## Action item
Each line that includes the word "name" should be copied from the records.

※

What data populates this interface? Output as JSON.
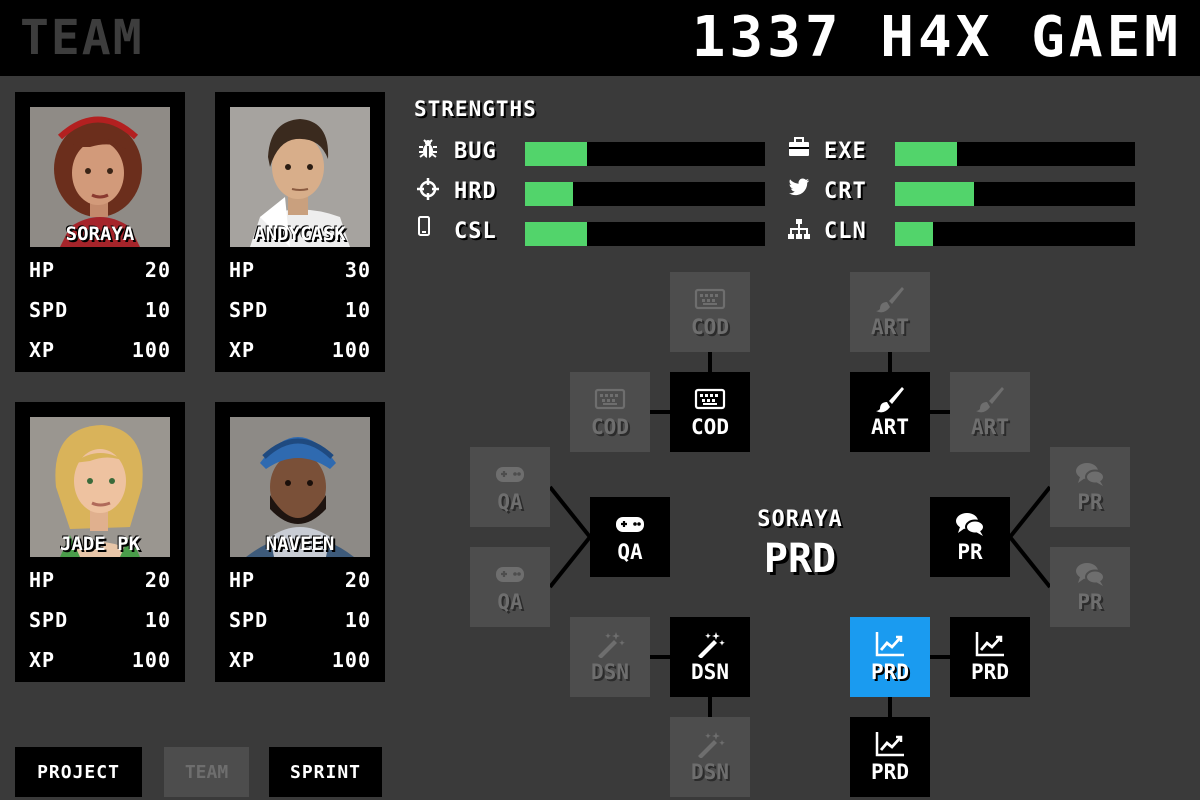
{
  "header": {
    "section_title": "TEAM",
    "game_title": "1337 H4X GAEM"
  },
  "team": [
    {
      "name": "SORAYA",
      "hp": "20",
      "spd": "10",
      "xp": "100"
    },
    {
      "name": "ANDYCASK",
      "hp": "30",
      "spd": "10",
      "xp": "100"
    },
    {
      "name": "JADE PK",
      "hp": "20",
      "spd": "10",
      "xp": "100"
    },
    {
      "name": "NAVEEN",
      "hp": "20",
      "spd": "10",
      "xp": "100"
    }
  ],
  "stat_labels": {
    "hp": "HP",
    "spd": "SPD",
    "xp": "XP"
  },
  "strengths": {
    "title": "STRENGTHS",
    "items": [
      {
        "label": "BUG",
        "icon": "bug-icon",
        "level": 0.26
      },
      {
        "label": "HRD",
        "icon": "crosshair-icon",
        "level": 0.2
      },
      {
        "label": "CSL",
        "icon": "mobile-icon",
        "level": 0.26
      },
      {
        "label": "EXE",
        "icon": "briefcase-icon",
        "level": 0.26
      },
      {
        "label": "CRT",
        "icon": "twitter-icon",
        "level": 0.33
      },
      {
        "label": "CLN",
        "icon": "sitemap-icon",
        "level": 0.16
      }
    ]
  },
  "skill_tree": {
    "character": "SORAYA",
    "role": "PRD",
    "nodes": {
      "cod_top": "COD",
      "cod_left": "COD",
      "cod_main": "COD",
      "art_top": "ART",
      "art_right": "ART",
      "art_main": "ART",
      "qa_main": "QA",
      "qa_upper": "QA",
      "qa_lower": "QA",
      "pr_main": "PR",
      "pr_upper": "PR",
      "pr_lower": "PR",
      "dsn_main": "DSN",
      "dsn_left": "DSN",
      "dsn_bottom": "DSN",
      "prd_selected": "PRD",
      "prd_right": "PRD",
      "prd_bottom": "PRD"
    }
  },
  "nav": {
    "project": "PROJECT",
    "team": "TEAM",
    "sprint": "SPRINT"
  },
  "colors": {
    "bar_fill": "#52d46b",
    "selected_node": "#1a9bf0",
    "inactive_node": "#4d4d4d",
    "background": "#3a3a3a"
  }
}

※

## Result
      "name": "SORAYA",
      "name": "ANDYCASK",
      "name": "JADE PK",
      "name": "NAVEEN",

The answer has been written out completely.